Peter could not go back and undo the statements he made.Peter could not go back and change his impulsive actions. Peter could not undo his three denials. In a way Jesus was saying, “Feed, lead, tend my sheep. Peter, you have been ..... re-commissioned. Put the past to bed. There is work to be done!

  • When Jesus was allowed to have His way with Peter, he reached full potential.

Take away message:

  • No matter what someone may have done, the Master wants the miracle of forgiveness to restore that person to be whom He made and called him or her to be.

If the Lord should say, “Do you love you me?” What would be your answer? In truth, the answer is not what you say but how you live. John 14:15, “If you love Me, obey the commandments I have given you.”


Peter learned that he needed to be forgiven, restored, and to place himself totally in Jesus’ hands to be truly used. When we allow ourselves to be touched by the master’s hand - lives change’Twas battered and scarred, and the auctioneer thought it scarcely worth his whileTo waste much time on the old violin, But he held it up with a smile,"What is the bid, good folks," he cried "Who’ll start the bidding for me?" "1 dollar, a dollar"; then, "Two!

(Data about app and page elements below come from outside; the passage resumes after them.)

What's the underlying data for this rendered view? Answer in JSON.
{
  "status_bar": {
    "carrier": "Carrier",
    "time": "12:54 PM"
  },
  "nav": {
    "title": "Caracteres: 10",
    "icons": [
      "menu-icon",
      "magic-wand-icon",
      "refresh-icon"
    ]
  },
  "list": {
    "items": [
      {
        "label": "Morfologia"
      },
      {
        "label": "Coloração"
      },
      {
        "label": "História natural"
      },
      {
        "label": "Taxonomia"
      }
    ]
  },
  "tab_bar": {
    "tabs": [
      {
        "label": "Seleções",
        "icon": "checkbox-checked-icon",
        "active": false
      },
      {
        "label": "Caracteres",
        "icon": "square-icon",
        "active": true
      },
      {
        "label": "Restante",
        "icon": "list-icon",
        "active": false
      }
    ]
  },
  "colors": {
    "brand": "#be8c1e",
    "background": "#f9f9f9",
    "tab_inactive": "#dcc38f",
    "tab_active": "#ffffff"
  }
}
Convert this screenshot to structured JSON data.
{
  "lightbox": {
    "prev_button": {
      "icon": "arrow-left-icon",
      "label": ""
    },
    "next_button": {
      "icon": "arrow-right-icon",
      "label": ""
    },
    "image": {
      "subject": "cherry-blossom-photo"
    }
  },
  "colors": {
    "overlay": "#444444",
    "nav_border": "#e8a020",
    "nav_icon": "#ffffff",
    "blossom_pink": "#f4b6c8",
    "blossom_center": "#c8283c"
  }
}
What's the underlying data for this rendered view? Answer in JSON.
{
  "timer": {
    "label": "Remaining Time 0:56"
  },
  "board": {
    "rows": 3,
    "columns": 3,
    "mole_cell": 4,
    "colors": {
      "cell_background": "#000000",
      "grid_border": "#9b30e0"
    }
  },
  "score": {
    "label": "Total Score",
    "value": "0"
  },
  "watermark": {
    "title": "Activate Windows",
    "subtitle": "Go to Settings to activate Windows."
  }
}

  • Only two? Two dollars, and who’ll
  • make it three?Three dollars, once; three dollars,
  • twice; Going for three --" But no,

From the room, far back, a gray haired man came forward and picked up the bow;Then, wiping the dust from the old violin And tightening the loose strings,He played a melody pure and sweet As the caroling angel sings.


The music ceased, and the auctioneer, With a voice that was quiet and low,Said: What is the bid for the old violin?" And he held it up with the bow."A thousand dollars, and who’ll make it two? Two thousand! And who’ll make it three?Three thousand, once; three thousand, twice, And going, and gone," said he.The people cheered, but some of them cried, "We do not quite understandWhat changed its worth?" Swift

  • came the reply: "The touch of a
  • masters hand,"

And many a man with life out of tune And battered and scarred with sin,Is auctioned cheap to the thoughtless crowd, Much like the old violinA "mess of pottage," a glass of wine A game - and he travels on.He is "going" once, and "going" twice He’s "going" and almost "gone,"But the Master comes, and the foolish crowd Never can quite understandThe worth of a soul and the

  • change that’s wrought By the
  • touch of the Master’s hand.

Max Lucado: Finding Courage to Overcome the Past

  • Jeff Strite: The Peter Principle
  • J. Jeffrey Smead: Can You Forgive Yourself?